──────── Information supplied ────────

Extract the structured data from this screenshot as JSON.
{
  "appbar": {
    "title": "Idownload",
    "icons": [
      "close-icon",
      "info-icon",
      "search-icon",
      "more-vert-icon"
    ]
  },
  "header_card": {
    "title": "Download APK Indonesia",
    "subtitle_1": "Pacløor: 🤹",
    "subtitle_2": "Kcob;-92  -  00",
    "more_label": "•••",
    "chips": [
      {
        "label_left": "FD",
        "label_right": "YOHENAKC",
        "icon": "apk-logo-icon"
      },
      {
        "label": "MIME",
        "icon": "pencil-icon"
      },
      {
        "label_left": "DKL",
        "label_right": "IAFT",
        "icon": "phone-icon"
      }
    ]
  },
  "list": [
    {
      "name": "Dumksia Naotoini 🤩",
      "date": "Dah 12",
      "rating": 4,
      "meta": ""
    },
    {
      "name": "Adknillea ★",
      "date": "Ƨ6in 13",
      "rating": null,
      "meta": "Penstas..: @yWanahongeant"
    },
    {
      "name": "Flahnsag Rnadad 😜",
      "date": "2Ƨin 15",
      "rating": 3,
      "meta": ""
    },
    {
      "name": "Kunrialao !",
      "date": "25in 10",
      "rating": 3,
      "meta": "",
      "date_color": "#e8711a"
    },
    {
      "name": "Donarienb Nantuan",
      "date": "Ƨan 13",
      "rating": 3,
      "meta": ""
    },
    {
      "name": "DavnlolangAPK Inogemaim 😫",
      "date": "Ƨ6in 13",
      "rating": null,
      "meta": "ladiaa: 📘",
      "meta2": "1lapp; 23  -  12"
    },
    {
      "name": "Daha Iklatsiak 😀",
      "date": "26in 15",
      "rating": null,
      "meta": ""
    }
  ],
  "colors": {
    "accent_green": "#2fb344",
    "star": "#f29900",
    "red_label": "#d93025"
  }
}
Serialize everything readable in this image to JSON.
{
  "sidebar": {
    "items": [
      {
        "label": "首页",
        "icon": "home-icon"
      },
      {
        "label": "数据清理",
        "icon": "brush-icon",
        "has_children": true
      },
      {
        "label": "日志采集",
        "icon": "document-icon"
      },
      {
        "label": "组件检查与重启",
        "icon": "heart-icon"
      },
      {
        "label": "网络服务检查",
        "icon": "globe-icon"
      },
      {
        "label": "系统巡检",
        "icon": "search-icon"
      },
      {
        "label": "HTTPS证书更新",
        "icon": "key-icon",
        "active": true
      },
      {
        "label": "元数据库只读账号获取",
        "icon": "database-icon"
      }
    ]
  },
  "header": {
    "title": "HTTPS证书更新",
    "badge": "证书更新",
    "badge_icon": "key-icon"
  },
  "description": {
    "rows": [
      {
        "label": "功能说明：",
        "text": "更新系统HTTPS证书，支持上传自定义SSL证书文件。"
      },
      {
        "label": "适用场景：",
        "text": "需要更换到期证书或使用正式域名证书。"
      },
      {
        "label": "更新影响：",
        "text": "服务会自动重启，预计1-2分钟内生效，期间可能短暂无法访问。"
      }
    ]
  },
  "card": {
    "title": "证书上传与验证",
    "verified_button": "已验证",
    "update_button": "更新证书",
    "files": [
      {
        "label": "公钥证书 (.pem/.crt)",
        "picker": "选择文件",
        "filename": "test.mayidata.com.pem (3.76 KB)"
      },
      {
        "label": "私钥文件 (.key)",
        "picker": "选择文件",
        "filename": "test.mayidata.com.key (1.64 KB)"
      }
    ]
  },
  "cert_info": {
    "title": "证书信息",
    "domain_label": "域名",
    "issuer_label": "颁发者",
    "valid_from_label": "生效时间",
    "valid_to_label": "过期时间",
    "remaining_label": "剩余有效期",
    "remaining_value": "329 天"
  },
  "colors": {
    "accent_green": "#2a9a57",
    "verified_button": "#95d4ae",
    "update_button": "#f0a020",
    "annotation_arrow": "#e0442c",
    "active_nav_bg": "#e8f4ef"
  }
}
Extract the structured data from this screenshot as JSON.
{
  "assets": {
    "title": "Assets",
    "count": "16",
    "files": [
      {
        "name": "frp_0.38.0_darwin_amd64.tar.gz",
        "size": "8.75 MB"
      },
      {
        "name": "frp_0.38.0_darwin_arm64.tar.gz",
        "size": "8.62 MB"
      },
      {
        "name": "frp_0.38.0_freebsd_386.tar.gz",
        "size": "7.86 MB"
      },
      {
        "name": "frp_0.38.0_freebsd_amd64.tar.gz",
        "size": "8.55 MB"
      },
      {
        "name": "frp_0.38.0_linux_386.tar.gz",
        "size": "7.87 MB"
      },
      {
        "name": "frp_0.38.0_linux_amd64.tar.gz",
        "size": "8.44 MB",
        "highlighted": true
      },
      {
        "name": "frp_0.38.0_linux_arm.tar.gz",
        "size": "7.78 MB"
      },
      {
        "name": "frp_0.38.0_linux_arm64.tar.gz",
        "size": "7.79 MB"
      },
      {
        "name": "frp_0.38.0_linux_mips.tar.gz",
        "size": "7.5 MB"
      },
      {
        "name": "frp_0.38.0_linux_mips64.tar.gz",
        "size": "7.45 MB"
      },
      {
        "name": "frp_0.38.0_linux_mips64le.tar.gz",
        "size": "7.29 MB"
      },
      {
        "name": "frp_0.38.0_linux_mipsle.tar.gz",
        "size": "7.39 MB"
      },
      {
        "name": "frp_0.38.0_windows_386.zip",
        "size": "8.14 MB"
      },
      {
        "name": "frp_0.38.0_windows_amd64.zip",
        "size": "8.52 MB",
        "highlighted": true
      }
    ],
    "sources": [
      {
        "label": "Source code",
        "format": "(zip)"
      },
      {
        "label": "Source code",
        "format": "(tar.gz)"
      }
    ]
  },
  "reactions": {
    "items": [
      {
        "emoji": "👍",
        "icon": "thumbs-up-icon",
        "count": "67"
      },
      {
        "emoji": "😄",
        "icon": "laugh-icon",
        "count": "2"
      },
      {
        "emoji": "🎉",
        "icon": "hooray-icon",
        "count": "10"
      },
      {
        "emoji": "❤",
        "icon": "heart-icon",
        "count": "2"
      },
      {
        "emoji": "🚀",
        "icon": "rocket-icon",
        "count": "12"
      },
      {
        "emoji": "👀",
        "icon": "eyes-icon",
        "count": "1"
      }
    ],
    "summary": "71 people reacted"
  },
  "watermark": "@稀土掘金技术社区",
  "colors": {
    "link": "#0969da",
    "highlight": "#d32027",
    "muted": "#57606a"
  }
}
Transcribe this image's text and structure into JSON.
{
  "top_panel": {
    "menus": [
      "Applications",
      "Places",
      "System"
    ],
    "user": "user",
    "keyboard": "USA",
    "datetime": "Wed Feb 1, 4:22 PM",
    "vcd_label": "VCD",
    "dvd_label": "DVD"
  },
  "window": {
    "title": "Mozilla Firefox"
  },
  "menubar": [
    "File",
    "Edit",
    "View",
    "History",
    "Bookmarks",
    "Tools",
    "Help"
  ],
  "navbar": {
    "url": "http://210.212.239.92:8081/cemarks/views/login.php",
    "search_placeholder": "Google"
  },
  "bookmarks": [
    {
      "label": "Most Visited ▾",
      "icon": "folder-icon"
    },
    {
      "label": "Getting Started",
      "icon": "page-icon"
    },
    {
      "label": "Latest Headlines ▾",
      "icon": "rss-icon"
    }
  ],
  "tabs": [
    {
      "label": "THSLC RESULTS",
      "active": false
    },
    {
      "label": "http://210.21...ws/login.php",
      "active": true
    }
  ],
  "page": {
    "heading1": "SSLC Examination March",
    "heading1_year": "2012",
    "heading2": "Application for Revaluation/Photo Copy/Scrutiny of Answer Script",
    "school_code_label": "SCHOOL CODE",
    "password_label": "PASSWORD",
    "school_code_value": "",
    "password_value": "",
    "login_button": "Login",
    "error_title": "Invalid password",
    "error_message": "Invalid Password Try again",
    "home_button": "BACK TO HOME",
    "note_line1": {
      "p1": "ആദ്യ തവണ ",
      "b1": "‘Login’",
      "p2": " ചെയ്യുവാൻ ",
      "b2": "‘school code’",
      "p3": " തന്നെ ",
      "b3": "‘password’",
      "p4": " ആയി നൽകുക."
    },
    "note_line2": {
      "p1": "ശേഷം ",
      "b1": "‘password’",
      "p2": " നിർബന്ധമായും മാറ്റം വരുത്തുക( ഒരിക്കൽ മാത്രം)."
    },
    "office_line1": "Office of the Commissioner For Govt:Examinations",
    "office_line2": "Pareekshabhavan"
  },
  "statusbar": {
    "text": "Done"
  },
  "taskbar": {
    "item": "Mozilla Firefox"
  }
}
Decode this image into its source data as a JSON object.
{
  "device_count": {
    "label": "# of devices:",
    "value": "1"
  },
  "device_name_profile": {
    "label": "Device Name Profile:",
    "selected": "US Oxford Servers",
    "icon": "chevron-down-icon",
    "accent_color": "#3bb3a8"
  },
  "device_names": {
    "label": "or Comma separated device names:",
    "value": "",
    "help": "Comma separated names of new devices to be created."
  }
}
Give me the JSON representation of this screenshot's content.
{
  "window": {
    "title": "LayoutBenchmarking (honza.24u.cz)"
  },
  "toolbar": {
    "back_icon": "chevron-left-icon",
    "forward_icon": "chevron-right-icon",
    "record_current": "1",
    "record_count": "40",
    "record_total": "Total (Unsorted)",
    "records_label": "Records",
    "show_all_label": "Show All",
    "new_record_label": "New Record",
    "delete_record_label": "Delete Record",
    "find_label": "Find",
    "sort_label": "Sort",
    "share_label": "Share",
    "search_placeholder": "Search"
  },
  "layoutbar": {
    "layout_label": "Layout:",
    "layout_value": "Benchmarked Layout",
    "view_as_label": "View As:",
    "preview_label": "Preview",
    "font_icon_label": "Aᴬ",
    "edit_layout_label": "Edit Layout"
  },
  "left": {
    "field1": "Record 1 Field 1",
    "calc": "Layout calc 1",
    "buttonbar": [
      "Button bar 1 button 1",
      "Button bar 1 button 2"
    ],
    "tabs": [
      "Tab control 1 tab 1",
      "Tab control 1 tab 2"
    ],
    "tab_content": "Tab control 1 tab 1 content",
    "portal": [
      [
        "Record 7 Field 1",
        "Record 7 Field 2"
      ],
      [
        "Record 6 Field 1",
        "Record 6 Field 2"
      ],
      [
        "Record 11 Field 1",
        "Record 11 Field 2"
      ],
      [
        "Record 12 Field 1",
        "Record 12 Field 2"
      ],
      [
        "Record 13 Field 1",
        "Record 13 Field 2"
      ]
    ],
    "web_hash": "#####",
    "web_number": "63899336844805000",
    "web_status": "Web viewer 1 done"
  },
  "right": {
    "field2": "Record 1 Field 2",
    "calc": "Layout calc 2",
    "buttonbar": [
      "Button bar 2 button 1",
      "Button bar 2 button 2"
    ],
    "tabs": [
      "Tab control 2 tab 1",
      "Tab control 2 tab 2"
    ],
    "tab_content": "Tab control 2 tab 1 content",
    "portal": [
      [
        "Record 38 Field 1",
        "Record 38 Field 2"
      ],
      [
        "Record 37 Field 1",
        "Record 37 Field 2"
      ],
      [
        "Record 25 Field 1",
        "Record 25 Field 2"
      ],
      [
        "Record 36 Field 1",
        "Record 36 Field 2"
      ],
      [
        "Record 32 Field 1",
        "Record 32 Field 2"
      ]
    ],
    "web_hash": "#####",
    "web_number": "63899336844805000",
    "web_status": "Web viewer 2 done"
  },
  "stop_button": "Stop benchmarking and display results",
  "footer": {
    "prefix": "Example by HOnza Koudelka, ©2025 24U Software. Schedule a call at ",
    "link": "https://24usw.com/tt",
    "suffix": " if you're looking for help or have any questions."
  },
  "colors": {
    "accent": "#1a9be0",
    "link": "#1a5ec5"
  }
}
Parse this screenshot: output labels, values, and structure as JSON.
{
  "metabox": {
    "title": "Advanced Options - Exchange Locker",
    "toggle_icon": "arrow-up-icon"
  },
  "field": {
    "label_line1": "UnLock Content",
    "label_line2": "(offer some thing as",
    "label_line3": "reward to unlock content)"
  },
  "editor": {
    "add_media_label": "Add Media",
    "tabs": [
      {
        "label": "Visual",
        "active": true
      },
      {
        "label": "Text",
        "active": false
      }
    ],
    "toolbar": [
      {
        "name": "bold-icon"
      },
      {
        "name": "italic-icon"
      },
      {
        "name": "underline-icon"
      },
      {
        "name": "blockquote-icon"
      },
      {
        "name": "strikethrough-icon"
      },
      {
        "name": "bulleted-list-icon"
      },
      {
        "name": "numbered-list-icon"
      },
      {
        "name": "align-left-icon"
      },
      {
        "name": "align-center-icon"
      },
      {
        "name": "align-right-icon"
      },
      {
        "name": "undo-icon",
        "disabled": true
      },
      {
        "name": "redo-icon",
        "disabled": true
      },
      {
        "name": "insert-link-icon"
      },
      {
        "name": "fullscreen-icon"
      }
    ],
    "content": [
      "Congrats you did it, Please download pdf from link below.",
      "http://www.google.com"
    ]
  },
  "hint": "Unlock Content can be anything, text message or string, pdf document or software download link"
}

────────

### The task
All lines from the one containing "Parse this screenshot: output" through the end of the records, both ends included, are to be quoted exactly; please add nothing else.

### Response
Parse this screenshot: output labels, values, and structure as JSON.
{
  "metabox": {
    "title": "Advanced Options - Exchange Locker",
    "toggle_icon": "arrow-up-icon"
  },
  "field": {
    "label_line1": "UnLock Content",
    "label_line2": "(offer some thing as",
    "label_line3": "reward to unlock content)"
  },
  "editor": {
    "add_media_label": "Add Media",
    "tabs": [
      {
        "label": "Visual",
        "active": true
      },
      {
        "label": "Text",
        "active": false
      }
    ],
    "toolbar": [
      {
        "name": "bold-icon"
      },
      {
        "name": "italic-icon"
      },
      {
        "name": "underline-icon"
      },
      {
        "name": "blockquote-icon"
      },
      {
        "name": "strikethrough-icon"
      },
      {
        "name": "bulleted-list-icon"
      },
      {
        "name": "numbered-list-icon"
      },
      {
        "name": "align-left-icon"
      },
      {
        "name": "align-center-icon"
      },
      {
        "name": "align-right-icon"
      },
      {
        "name": "undo-icon",
        "disabled": true
      },
      {
        "name": "redo-icon",
        "disabled": true
      },
      {
        "name": "insert-link-icon"
      },
      {
        "name": "fullscreen-icon"
      }
    ],
    "content": [
      "Congrats you did it, Please download pdf from link below.",
      "http://www.google.com"
    ]
  },
  "hint": "Unlock Content can be anything, text message or string, pdf document or software download link"
}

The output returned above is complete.